[[ Data for review open ]]

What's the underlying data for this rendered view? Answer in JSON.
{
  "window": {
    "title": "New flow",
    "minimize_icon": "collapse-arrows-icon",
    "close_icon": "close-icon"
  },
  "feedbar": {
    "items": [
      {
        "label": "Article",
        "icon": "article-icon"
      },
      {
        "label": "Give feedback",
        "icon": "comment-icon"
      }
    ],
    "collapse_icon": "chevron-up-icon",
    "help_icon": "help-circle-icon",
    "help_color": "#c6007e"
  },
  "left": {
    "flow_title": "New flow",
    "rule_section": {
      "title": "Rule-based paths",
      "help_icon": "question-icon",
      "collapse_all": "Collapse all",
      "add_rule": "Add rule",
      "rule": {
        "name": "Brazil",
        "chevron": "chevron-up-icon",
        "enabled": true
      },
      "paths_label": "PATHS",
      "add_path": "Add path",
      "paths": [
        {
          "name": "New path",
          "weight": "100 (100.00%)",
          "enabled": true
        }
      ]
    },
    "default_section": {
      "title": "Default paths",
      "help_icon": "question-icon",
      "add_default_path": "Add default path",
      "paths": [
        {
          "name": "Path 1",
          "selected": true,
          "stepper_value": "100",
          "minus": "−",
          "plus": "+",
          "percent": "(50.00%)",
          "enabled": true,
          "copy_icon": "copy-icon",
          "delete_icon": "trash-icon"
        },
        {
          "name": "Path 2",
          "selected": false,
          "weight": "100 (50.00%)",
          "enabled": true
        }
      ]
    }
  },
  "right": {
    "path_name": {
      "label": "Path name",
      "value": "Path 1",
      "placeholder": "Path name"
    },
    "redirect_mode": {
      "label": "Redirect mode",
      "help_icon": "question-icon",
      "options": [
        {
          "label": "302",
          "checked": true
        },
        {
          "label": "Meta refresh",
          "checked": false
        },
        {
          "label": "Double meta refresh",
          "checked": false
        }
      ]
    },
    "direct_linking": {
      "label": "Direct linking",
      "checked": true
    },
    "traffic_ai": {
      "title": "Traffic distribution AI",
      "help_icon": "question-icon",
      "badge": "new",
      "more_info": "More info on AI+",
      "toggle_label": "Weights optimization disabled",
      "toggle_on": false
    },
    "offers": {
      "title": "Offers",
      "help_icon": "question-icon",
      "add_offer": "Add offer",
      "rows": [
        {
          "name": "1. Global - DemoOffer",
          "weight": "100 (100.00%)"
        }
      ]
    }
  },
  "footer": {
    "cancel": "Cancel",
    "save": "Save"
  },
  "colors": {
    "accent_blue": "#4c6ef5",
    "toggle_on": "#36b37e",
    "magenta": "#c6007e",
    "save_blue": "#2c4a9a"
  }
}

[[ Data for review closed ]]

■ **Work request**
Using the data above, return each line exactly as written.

■ **Solved exercise**
What's the underlying data for this rendered view? Answer in JSON.
{
  "window": {
    "title": "New flow",
    "minimize_icon": "collapse-arrows-icon",
    "close_icon": "close-icon"
  },
  "feedbar": {
    "items": [
      {
        "label": "Article",
        "icon": "article-icon"
      },
      {
        "label": "Give feedback",
        "icon": "comment-icon"
      }
    ],
    "collapse_icon": "chevron-up-icon",
    "help_icon": "help-circle-icon",
    "help_color": "#c6007e"
  },
  "left": {
    "flow_title": "New flow",
    "rule_section": {
      "title": "Rule-based paths",
      "help_icon": "question-icon",
      "collapse_all": "Collapse all",
      "add_rule": "Add rule",
      "rule": {
        "name": "Brazil",
        "chevron": "chevron-up-icon",
        "enabled": true
      },
      "paths_label": "PATHS",
      "add_path": "Add path",
      "paths": [
        {
          "name": "New path",
          "weight": "100 (100.00%)",
          "enabled": true
        }
      ]
    },
    "default_section": {
      "title": "Default paths",
      "help_icon": "question-icon",
      "add_default_path": "Add default path",
      "paths": [
        {
          "name": "Path 1",
          "selected": true,
          "stepper_value": "100",
          "minus": "−",
          "plus": "+",
          "percent": "(50.00%)",
          "enabled": true,
          "copy_icon": "copy-icon",
          "delete_icon": "trash-icon"
        },
        {
          "name": "Path 2",
          "selected": false,
          "weight": "100 (50.00%)",
          "enabled": true
        }
      ]
    }
  },
  "right": {
    "path_name": {
      "label": "Path name",
      "value": "Path 1",
      "placeholder": "Path name"
    },
    "redirect_mode": {
      "label": "Redirect mode",
      "help_icon": "question-icon",
      "options": [
        {
          "label": "302",
          "checked": true
        },
        {
          "label": "Meta refresh",
          "checked": false
        },
        {
          "label": "Double meta refresh",
          "checked": false
        }
      ]
    },
    "direct_linking": {
      "label": "Direct linking",
      "checked": true
    },
    "traffic_ai": {
      "title": "Traffic distribution AI",
      "help_icon": "question-icon",
      "badge": "new",
      "more_info": "More info on AI+",
      "toggle_label": "Weights optimization disabled",
      "toggle_on": false
    },
    "offers": {
      "title": "Offers",
      "help_icon": "question-icon",
      "add_offer": "Add offer",
      "rows": [
        {
          "name": "1. Global - DemoOffer",
          "weight": "100 (100.00%)"
        }
      ]
    }
  },
  "footer": {
    "cancel": "Cancel",
    "save": "Save"
  },
  "colors": {
    "accent_blue": "#4c6ef5",
    "toggle_on": "#36b37e",
    "magenta": "#c6007e",
    "save_blue": "#2c4a9a"
  }
}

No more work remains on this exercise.